Article Tools

Font size
Share This

Photo: N/A, License: N/A


Photo: N/A, License: N/A, Created: 2016:09:21 19:07:46


It takes a village to make a Main Street work — or in Pittston’s case, a coordinated team.

After the departure of Rose Randazzo, the city’s former volunteer Main Street manager, a group of residents and officials have picked up the torch to keep Main Street glowing and growing.

Greater Pittston Historical Society President Ron Faraday has assumed the role of facilities manager, contributing ideas and projects but also keeping lights and facilities running in the city, he said.

“I’m responsible for overseeing the maintenance, upkeep and improvements to all city-owned property, which includes, City Hall, the building that houses the Pittston Memorial Library, the garage and yard of the Department of Public Works, the city’s eight parks, the streetscape, various parking lots around the city including the Tomato Festival lots,” he said. “Parking enforcement and the responsibilities of our Main Street manager now fall under my responsibility. We need to maintain a clean, fresh look at all times on Main Street.”

Joleen Lazecki and Mary Kroptavich have taken on the city’s Second Friday Art Walks with the first one of the year scheduled for May 11. Lazecki said she and Kroptavich have been able to add two more Art Walk events for 2018 — one in August before the Tomato Festival and another in October to extend the Art Walk season beyond its previous end in September.

“Its been very exciting,” she said. “It’s just exciting to have art be a focal point.”

In tandem with Lazecki and Faraday, city mayor Mike Lombardo has continued the work he did with Rose Randazzo before his election to bring new businesses to Main Street and improve the city’s existing streetscape.

“We’ve been interfacing with anyone looking to develop and working with the design and review committee,” he said.

Lombardo said the city is considering entering the state’s formal Main Street program with the possibility of creating a true Main Street Manager position.

“Rose did it for nothing,” he said. “We believe it’s a position that’s important.”

In the meantime, Lombardo looks forward to the Art Walks as a chance to get people downtown and showcase the work on Main Street that has already happened.

The first Art Walk on May 11 will kick off the season at 5 p.m. that night.

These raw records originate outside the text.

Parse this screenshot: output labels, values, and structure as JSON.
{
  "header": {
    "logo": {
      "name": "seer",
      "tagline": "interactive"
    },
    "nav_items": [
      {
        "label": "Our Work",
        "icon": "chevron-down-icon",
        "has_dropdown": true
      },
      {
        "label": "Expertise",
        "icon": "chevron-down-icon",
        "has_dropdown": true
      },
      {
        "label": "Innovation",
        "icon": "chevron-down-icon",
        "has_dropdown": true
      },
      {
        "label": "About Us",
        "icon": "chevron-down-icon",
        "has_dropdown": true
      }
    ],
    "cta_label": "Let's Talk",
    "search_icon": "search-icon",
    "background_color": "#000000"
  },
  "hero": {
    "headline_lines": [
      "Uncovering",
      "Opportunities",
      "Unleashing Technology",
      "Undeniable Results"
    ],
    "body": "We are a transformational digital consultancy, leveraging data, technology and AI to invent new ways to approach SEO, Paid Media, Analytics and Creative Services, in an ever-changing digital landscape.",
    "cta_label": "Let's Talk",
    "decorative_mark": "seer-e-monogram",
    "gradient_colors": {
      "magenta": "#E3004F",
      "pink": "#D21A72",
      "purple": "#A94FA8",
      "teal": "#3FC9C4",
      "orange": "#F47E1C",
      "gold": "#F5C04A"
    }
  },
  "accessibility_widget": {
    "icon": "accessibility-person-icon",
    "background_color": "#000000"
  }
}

Lazecki said the remaining walks are planned for June 8, July 13, Aug. 10, Sept. 14 and Oct. 12.

The two additional walks won’t be the only changes people notice, Lazecki said.

“The area is mapped out differently,” she said. “It’s going to be more centralized and centrally located to the Tomato Festival lot area and downtown area.”

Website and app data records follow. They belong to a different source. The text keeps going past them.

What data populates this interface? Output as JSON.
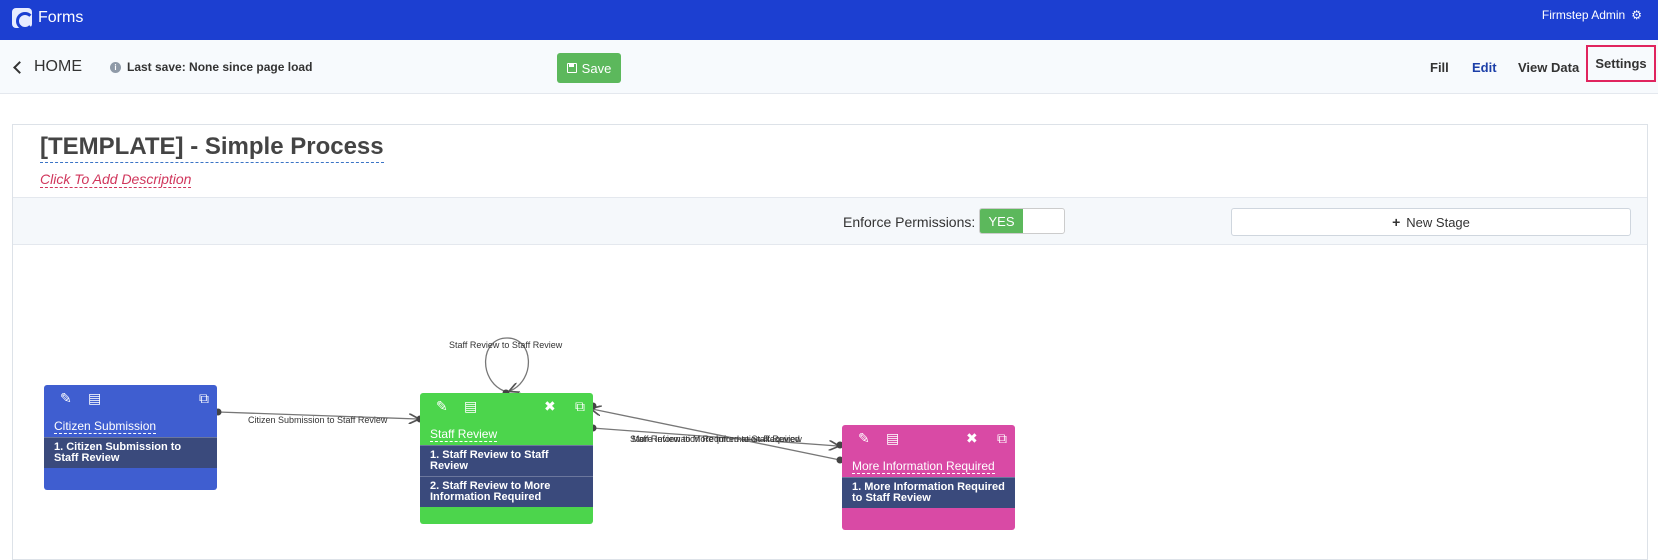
{
  "app": {
    "title": "Forms",
    "user": "Firmstep Admin"
  },
  "toolbar": {
    "home_label": "HOME",
    "last_save": "Last save: None since page load",
    "save_label": "Save",
    "nav": {
      "fill": "Fill",
      "edit": "Edit",
      "view_data": "View Data",
      "settings": "Settings"
    }
  },
  "form": {
    "title": "[TEMPLATE] - Simple Process",
    "description_placeholder": "Click To Add Description",
    "enforce_permissions_label": "Enforce Permissions:",
    "enforce_permissions_value": "YES",
    "new_stage_label": "New Stage"
  },
  "stages": [
    {
      "name": "Citizen Submission",
      "color": "#3f5ed0",
      "transitions": [
        "1. Citizen Submission to Staff Review"
      ]
    },
    {
      "name": "Staff Review",
      "color": "#4cd54c",
      "transitions": [
        "1. Staff Review to Staff Review",
        "2. Staff Review to More Information Required"
      ]
    },
    {
      "name": "More Information Required",
      "color": "#d94aa5",
      "transitions": [
        "1. More Information Required to Staff Review"
      ]
    }
  ],
  "edges": {
    "citizen_to_staff": "Citizen Submission to Staff Review",
    "staff_to_staff": "Staff Review to Staff Review",
    "staff_to_moreinfo": "Staff Review to More Information Required",
    "moreinfo_to_staff": "More Information Required to Staff Review"
  },
  "icons": [
    "gear-icon",
    "chevron-left-icon",
    "info-icon",
    "floppy-icon",
    "plus-icon",
    "pencil-icon",
    "document-icon",
    "close-icon",
    "external-link-icon"
  ]
}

While several details are still in the works, Lazecki said this year’s art walks will feature a children’s section and a new education tent which will feature art from students from at least one of the area’s high schools.

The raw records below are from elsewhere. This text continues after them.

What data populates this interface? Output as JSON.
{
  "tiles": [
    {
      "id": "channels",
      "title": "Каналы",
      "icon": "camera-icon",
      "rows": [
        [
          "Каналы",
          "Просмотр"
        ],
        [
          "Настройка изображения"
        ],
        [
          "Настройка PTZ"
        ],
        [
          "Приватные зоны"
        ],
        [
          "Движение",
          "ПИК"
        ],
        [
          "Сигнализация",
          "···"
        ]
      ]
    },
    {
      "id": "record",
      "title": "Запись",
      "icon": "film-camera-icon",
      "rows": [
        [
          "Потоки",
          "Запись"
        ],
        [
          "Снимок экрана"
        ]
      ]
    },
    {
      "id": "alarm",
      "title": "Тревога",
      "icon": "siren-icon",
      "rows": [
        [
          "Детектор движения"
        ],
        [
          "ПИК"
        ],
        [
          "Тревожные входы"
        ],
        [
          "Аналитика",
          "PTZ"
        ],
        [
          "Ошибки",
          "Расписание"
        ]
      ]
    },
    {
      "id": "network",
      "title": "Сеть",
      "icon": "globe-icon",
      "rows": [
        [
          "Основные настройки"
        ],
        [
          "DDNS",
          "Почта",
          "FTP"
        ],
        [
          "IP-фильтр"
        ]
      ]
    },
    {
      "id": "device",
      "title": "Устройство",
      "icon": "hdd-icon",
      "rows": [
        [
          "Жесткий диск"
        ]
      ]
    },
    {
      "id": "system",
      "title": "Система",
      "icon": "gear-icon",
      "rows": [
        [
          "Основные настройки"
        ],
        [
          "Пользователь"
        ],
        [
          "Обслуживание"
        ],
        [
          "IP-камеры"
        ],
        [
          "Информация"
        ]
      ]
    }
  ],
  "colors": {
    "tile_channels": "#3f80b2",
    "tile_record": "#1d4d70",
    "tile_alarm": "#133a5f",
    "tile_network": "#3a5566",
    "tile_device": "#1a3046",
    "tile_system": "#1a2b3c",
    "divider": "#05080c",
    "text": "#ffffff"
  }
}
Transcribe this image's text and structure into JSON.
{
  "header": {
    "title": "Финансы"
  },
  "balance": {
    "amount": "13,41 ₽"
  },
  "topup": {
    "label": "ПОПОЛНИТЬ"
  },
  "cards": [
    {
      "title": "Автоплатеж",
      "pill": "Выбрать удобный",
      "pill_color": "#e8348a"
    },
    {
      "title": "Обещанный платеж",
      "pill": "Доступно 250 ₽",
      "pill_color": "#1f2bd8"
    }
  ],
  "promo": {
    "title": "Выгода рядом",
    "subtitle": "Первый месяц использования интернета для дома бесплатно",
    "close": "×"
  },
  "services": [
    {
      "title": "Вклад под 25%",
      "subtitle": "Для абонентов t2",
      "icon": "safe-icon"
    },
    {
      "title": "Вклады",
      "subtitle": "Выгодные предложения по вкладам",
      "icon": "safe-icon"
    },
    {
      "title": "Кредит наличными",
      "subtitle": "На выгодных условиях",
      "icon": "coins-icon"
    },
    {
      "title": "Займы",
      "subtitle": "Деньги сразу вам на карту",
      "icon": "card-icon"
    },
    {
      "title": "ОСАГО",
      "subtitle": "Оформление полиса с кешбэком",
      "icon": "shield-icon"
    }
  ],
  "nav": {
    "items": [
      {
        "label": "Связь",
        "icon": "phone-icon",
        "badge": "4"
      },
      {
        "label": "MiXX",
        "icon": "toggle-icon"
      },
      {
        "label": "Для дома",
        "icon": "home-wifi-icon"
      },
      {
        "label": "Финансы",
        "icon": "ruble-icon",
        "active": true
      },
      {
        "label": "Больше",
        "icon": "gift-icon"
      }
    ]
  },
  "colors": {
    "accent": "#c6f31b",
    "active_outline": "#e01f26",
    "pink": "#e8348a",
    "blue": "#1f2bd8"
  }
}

“This will allow young, inspiring artists and opportunity to share their talent with the community,” she said.

Lombardo spoke highly of what both Faraday and Lazecki have already accomplished in their roles.

“(Faraday), I could not be more please with what he’s done through a horrid winter,” Lombardo said.

Lazecki said the art walks have been exciting to plan with Kroptavich’s immense assistance.

“We have all these ideas and different things we want to try and we’re making it bigger and better,” she said. “(Kroptavich) ... has done amazing, she’s really taken the helm and a big role in doing a lot of the work.”

While the art walks and the development of Main Street started well before 2018, Lazecki expressed gratitude for the work that came before her.

“There’s a great foundation to work with,” she said. “It is wonderful to build upon what they have started.”